* Task details *
Repeat each line of the listing exactly as written.

--- Data records Enclosed Below ---

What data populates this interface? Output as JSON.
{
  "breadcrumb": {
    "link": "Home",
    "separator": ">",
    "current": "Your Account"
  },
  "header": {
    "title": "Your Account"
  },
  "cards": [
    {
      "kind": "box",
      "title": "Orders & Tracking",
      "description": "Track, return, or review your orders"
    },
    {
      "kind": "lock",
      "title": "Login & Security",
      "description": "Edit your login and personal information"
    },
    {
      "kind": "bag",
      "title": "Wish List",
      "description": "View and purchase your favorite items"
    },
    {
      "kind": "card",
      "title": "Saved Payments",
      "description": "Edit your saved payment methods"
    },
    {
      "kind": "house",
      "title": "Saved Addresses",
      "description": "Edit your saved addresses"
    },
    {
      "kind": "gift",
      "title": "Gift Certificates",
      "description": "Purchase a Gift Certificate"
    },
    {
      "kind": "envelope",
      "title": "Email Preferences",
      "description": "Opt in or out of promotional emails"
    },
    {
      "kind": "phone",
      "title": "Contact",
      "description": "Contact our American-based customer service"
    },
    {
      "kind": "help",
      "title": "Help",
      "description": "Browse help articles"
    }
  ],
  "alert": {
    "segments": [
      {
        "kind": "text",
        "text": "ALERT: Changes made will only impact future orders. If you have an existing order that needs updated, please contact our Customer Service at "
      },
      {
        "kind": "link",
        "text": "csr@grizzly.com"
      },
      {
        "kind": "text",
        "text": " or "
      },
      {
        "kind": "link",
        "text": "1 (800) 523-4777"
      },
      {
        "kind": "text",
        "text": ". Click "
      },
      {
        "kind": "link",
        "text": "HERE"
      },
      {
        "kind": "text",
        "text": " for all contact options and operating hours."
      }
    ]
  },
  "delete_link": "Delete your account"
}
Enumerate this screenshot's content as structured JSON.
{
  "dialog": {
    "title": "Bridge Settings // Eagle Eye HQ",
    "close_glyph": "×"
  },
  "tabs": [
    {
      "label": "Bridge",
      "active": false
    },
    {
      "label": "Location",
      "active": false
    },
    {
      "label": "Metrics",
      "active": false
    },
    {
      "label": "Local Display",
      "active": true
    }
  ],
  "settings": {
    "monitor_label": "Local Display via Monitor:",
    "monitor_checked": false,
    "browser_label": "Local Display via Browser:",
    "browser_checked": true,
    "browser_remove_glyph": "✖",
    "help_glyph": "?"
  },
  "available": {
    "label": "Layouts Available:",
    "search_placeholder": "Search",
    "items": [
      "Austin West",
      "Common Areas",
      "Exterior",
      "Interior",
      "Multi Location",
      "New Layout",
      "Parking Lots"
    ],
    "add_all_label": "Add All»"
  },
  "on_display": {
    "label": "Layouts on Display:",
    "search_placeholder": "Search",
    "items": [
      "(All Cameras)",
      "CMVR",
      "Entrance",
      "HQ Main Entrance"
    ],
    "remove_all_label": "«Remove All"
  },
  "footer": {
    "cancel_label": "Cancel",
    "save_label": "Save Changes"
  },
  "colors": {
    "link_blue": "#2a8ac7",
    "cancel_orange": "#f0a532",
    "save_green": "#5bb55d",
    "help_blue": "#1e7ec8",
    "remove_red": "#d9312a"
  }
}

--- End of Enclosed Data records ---

* Reply to the task *
What data populates this interface? Output as JSON.
{
  "breadcrumb": {
    "link": "Home",
    "separator": ">",
    "current": "Your Account"
  },
  "header": {
    "title": "Your Account"
  },
  "cards": [
    {
      "kind": "box",
      "title": "Orders & Tracking",
      "description": "Track, return, or review your orders"
    },
    {
      "kind": "lock",
      "title": "Login & Security",
      "description": "Edit your login and personal information"
    },
    {
      "kind": "bag",
      "title": "Wish List",
      "description": "View and purchase your favorite items"
    },
    {
      "kind": "card",
      "title": "Saved Payments",
      "description": "Edit your saved payment methods"
    },
    {
      "kind": "house",
      "title": "Saved Addresses",
      "description": "Edit your saved addresses"
    },
    {
      "kind": "gift",
      "title": "Gift Certificates",
      "description": "Purchase a Gift Certificate"
    },
    {
      "kind": "envelope",
      "title": "Email Preferences",
      "description": "Opt in or out of promotional emails"
    },
    {
      "kind": "phone",
      "title": "Contact",
      "description": "Contact our American-based customer service"
    },
    {
      "kind": "help",
      "title": "Help",
      "description": "Browse help articles"
    }
  ],
  "alert": {
    "segments": [
      {
        "kind": "text",
        "text": "ALERT: Changes made will only impact future orders. If you have an existing order that needs updated, please contact our Customer Service at "
      },
      {
        "kind": "link",
        "text": "csr@grizzly.com"
      },
      {
        "kind": "text",
        "text": " or "
      },
      {
        "kind": "link",
        "text": "1 (800) 523-4777"
      },
      {
        "kind": "text",
        "text": ". Click "
      },
      {
        "kind": "link",
        "text": "HERE"
      },
      {
        "kind": "text",
        "text": " for all contact options and operating hours."
      }
    ]
  },
  "delete_link": "Delete your account"
}
Enumerate this screenshot's content as structured JSON.
{
  "dialog": {
    "title": "Bridge Settings // Eagle Eye HQ",
    "close_glyph": "×"
  },
  "tabs": [
    {
      "label": "Bridge",
      "active": false
    },
    {
      "label": "Location",
      "active": false
    },
    {
      "label": "Metrics",
      "active": false
    },
    {
      "label": "Local Display",
      "active": true
    }
  ],
  "settings": {
    "monitor_label": "Local Display via Monitor:",
    "monitor_checked": false,
    "browser_label": "Local Display via Browser:",
    "browser_checked": true,
    "browser_remove_glyph": "✖",
    "help_glyph": "?"
  },
  "available": {
    "label": "Layouts Available:",
    "search_placeholder": "Search",
    "items": [
      "Austin West",
      "Common Areas",
      "Exterior",
      "Interior",
      "Multi Location",
      "New Layout",
      "Parking Lots"
    ],
    "add_all_label": "Add All»"
  },
  "on_display": {
    "label": "Layouts on Display:",
    "search_placeholder": "Search",
    "items": [
      "(All Cameras)",
      "CMVR",
      "Entrance",
      "HQ Main Entrance"
    ],
    "remove_all_label": "«Remove All"
  },
  "footer": {
    "cancel_label": "Cancel",
    "save_label": "Save Changes"
  },
  "colors": {
    "link_blue": "#2a8ac7",
    "cancel_orange": "#f0a532",
    "save_green": "#5bb55d",
    "help_blue": "#1e7ec8",
    "remove_red": "#d9312a"
  }
}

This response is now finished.